I am planning on going to the June conference. Not sure though whether I will be going for both days ... maybe only Saturday this time around. I look forward to seeing you then!

And, thank again you again for sharing your story. Everytime I read something you've written I am moved and thoroughly impressed with your talent. I keep wondering why some agent or publisher hasn't grabbed you up yet!

Cathy said...

I know you have been struggling with S.A.D. Yet when I hear about your Mom, I always think: How truly lucky you are to have had her and her love in your life. What you miss and what you grieve for makes you a fortunate person to have had it. Sometimes I find myself so amazed when you share stories about her and her open-mindedness, intuitiveness and spirituality.
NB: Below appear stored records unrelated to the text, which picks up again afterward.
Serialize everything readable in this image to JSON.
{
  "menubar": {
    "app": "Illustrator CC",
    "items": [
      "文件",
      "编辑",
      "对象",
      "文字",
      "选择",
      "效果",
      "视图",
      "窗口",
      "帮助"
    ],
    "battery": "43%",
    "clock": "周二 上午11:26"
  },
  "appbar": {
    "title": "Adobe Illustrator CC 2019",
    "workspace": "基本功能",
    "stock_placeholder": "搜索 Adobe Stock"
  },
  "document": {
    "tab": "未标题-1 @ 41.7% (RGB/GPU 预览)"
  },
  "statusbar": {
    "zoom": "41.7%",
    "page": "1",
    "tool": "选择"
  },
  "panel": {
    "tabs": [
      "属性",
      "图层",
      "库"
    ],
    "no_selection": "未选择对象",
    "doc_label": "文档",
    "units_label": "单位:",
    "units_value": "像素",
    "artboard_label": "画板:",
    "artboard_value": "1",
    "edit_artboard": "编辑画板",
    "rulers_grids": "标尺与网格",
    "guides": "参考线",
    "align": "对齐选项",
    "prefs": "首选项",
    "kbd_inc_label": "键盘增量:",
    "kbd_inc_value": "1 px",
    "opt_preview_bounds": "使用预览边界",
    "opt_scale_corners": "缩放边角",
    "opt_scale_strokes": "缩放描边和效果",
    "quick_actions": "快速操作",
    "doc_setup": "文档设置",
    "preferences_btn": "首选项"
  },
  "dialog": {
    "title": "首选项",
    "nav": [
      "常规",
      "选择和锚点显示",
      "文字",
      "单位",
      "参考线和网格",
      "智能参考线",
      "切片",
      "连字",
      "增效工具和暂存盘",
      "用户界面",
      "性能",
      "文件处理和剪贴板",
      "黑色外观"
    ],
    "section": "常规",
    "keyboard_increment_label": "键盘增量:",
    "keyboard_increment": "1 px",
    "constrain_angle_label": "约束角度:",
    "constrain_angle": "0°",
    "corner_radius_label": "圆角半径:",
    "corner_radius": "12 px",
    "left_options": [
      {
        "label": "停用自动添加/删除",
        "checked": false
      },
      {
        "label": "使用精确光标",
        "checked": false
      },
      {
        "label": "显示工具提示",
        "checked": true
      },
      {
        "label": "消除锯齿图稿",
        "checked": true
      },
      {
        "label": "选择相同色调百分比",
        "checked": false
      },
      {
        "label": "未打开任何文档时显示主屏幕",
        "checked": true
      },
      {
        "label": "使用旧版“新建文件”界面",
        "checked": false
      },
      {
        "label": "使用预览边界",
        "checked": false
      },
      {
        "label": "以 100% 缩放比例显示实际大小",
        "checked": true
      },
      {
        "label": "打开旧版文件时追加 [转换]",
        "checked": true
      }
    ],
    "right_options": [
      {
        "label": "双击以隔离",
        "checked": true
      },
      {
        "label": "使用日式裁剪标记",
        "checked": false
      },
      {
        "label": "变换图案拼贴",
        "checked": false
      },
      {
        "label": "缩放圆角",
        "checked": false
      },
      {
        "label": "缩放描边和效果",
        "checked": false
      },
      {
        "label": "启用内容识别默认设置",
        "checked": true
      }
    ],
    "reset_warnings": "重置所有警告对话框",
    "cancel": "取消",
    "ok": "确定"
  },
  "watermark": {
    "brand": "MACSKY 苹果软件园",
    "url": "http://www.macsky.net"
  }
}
She gave you such a legacy and I find myself wanting to be like her as a Mom. Stories about her are like a breath of fresh air to me. Really.
: ) XO

Leeza Hernandez Illustrator said...

To have the strength to write this so openly and honestly is a testament to you and your talents, abilities and spirit Sheri.

A beautiful piece.

I agree with Cat - your mother has given you the gift of an amazing legacy which no-one can ever take away from you.

Keep on keepin' on Shezza - you have a lot of love and support coming from places and people you may not even realize are there!


Sheri said...

Awe, thanks, Pat! I haven't tried to get an agent yet. That is my goal for this year. But seriously, thank you very much!

Thank you, Cathy. Yeah, my mom was so special and I was so lucky to have had her as my "parental guide." She was a selfless mother maybe to a fault. Today, I laughed and it was her laugh, not mine. It was weird. I thought to myself, Hi Mom... I feel her in me - or I see a lot of her in me since she died.

Awe shucks, thanks Leeza. I decided to just go for it and anytime I judged myself I placed it in parenthesis. I thought it would be interesting to not only narrate my life in third person but then to also offer parenthetical commentary. I am so glad it worked and is so touching for all of you. I wish you and Cat --- ALL OF YOU --- could have known my mom. You all would have loved her. I am still so lucky because I have soul sistahs!


Julie Dao said...

This was so beautifully written and moving. Thank you for sharing with us.

Sheri said...

Thank you, Julie! And welcome to my blog. I will check yours out too.

Betsy Devany said...

Be kind to yourself. Allow your mind the space it needs. Respect the quiet inside, which burns to be let go. Free. Free to spin words onto the page. Free to laugh. Free to run across a summer lawn, chasing a butterfly. Your butterfly.
She is out there, waiting. Beautiful and gentle. Patient and knowing. Yellow wings like the sun.
She is waiting for you to wake from a winter's sleep, to follow her once again.Through the fields, so that once again, you can dance across the pages.
And we will wait. Wait for you. Wait for your words.
Just because.
This, I believe.

Sheri said...

Thank you, Besty...Roomy! So beautiful a response. I am waiting and watching for yellow wings like the sun.

Hugs ans kisses

“Personal limitation exists only in our ideas of who we are. Give up all notions of who you are and your limitations will vanish.”

- Anonymous